Table 1. Native memory bandwidth, MB/s

Threads 1 2 4 8 16
Copy 6388 12163 20473 26957 26312
Scalar 5231 10068 17208 25932 26530
Add 7070 13274 21481 29081 29622
Triad 6617 12505 21058 29328 29889

Note that the scaling starts to fall off after two threads and the memory links are essentially saturated at 8 threads. This is one reason why HPC apps often do not see much benefit from enabling Hyper-Threading. To achieve the maximum aggregate memory bandwidth in a virtualized environment, two virtual machines (VMs) with 8 vCPUs each were used. This is appropriate only for modeling apps that can be split across multiple machines. One instance of stream with N=5×107 was run in each VM simultaneously so the total amount of memory accessed was the same as in the native test. The advanced configuration option preferHT=1 is used (see below). Bandwidths reported by the VMs are summed to get the total. The results are shown in Table 2: just slightly greater bandwidth than for the corresponding native case.

Table 2. Virtualized total memory bandwidth, MB/s, 2 VMs, preferHT=1

Total Threads 2 4 8 16
Copy 12535 22536 27606 27104
Scalar 10294 18824 26781 26537
Add 13578 24182 30676 30537
Triad 13070 23476 30449 30010

It is apparent that the Linux “first-touch” scheduling algorithm together with the simplicity of the Stream algorithm are enough to ensure that nearly all memory accesses in the native tests are “local” (that is, the processor each thread runs on and the memory it accesses both belong to the same NUMA node). In ESX 4.1 NUMA information is not passed to the guest OS and (by default) 8-vCPU VMs are scheduled across NUMA nodes in order to take advantage of more physical cores. This means that about half of memory accesses will be “remote” and that in the default configuration one or two VMs must produce significantly less bandwidth than the native tests. Setting preferHT=1 tells the ESX scheduler to count logical processors (hardware threads) instead of cores when determining if a given VM can fit on a NUMA node. In this case that forces both memory and CPU of an 8-vCPU VM to be scheduled on a single NUMA node. This guarantees all memory accesses are local and the aggregate bandwidth of two VMs can equal or exceed native bandwidth. Note that a single VM cannot match this bandwidth. It will get either half of it (because it’s using the resources of only one NUMA node), or about 70% (because half the memory accesses are remote). In both native and virtual environments, the maximum bandwidth of purely remote memory accesses is about half that of purely local. On machines with more NUMA nodes, remote memory bandwidth may be less and the importance of memory locality even greater.
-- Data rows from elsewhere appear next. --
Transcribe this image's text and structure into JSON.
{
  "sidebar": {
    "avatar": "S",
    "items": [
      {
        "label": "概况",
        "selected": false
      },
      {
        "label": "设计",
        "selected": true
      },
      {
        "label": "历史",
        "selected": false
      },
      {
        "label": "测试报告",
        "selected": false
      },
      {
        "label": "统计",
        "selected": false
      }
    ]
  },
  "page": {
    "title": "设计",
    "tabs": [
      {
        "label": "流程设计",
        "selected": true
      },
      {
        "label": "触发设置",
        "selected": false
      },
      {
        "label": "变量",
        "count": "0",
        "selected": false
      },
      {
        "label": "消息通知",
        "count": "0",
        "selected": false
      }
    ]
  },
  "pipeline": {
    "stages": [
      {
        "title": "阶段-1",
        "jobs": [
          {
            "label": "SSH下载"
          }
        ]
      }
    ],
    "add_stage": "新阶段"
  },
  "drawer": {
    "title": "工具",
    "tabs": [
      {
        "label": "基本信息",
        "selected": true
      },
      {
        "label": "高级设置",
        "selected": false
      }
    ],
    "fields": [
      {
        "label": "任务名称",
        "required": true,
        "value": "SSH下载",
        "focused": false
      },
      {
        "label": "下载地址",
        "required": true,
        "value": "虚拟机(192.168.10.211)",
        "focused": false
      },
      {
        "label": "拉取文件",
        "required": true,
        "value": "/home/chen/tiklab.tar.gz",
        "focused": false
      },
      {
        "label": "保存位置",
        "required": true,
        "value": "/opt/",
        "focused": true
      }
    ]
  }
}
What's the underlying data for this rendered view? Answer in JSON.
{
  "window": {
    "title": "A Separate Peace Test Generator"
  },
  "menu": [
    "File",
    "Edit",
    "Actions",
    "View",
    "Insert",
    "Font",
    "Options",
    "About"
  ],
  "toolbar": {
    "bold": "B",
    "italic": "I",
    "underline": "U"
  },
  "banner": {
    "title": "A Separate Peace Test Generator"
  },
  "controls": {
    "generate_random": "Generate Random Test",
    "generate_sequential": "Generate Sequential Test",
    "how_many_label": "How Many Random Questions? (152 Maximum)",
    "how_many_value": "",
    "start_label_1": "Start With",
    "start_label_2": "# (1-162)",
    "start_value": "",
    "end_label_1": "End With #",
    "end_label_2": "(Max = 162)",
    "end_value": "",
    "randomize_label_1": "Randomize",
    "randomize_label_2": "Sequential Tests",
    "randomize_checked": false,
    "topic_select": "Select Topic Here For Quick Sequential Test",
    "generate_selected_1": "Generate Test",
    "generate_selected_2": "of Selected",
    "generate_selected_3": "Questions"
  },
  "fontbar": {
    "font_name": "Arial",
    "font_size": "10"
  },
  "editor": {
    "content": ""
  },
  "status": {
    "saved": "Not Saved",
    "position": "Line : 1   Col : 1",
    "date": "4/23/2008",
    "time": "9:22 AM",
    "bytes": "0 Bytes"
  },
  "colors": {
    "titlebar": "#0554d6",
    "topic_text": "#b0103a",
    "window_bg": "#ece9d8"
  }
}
In both native and virtualized environments, equivalent maximum memory bandwidth can be achieved as long as the application is written or configured to use only local memory. For native this means relying on the Linux “first-touch” scheduling algorithm (for simple apps) or implementing explicit mechanisms in the code (usually difficult if the code wasn’t designed for NUMA). For virtual a different mindset is needed: the application needs to be able to run across multiple machines, with each VM sized to fit on a NUMA node. On machines with hyper-threading enabled, preferHT=1 needs to be set for the larger VMs. If these requirements can be met, then a valuable feature of virtualization is that the app needs to have no NUMA awareness at all; NUMA scheduling is taken care of by the hypervisor (for all apps, not just for those where Linux is able to align threads and memory on the same NUMA node). For those apps where these requirements can’t be met (ones that need a large single instance OS), current development focus is on relaxing these requirements so they are more like native, while retaining the above advantage for small VMs.

Next: NAMD